D. Knuth, 1984 :

"The practitioner of literate programming can be regarded as an essayist, whose main concern is with exposition and excellence of style. Such an author, with thesaurus in hand, chooses the names of variables carefully and explains what each variable means.

He or she strives for a program that is comprehensible because its concepts have been introduced in an order that is best for human understanding, using a mixture of formal and informal methods that reinforce each other." 

E. Dijkstra, ACM Turing Lecture, 1972

" hopes that tomorrow’s programming languages will differ greatly from what we are used to now: to a much greater extent than hitherto they should invite us to reflect in the structure of what we write down all abstractions needed to cope conceptually with the complexity of what we are designing.
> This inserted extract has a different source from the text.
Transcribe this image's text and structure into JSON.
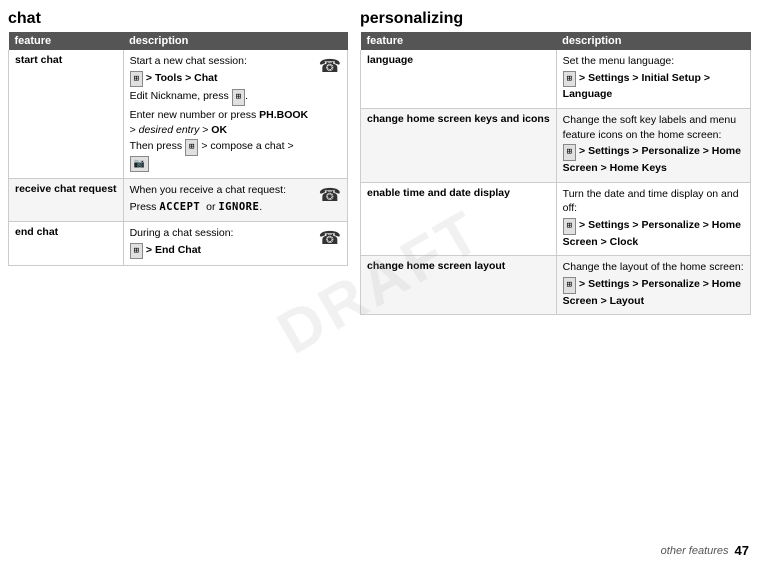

[...]In computer programming our basic building block has an associated time grain of less than a microsecond, but our program may take hours of computation time. I do not know of any other technology covering a ratio of 10^10 or more: the computer, by virtue of its fantastic speed, seems to be the first to provide us with an environment where highly hierarchical artefacts are both possible and necessary. This challenge, viz. the confrontation with the programming task, is so unique that this novel experience can teach us a lot about ourselves. It should deepen our understanding of the processes of design and creation, it should give us better control over the task of organizing our thoughts."

Dijkstra didn't know about literate programming... Knuth devised it around 1983.

Donald Knuth, master of us all, has long advocated literate programming as the way forward for technical programming, but these ideas have been superbly ignored by the large majority of people who code for science (let's not even mention people who just "code"). The core concept behind literate programming is to describe what you want to do and code it all at the same time, making sure that humans can understand what you’re doing, not just machines.

There's a great website to learn more about that paradigm.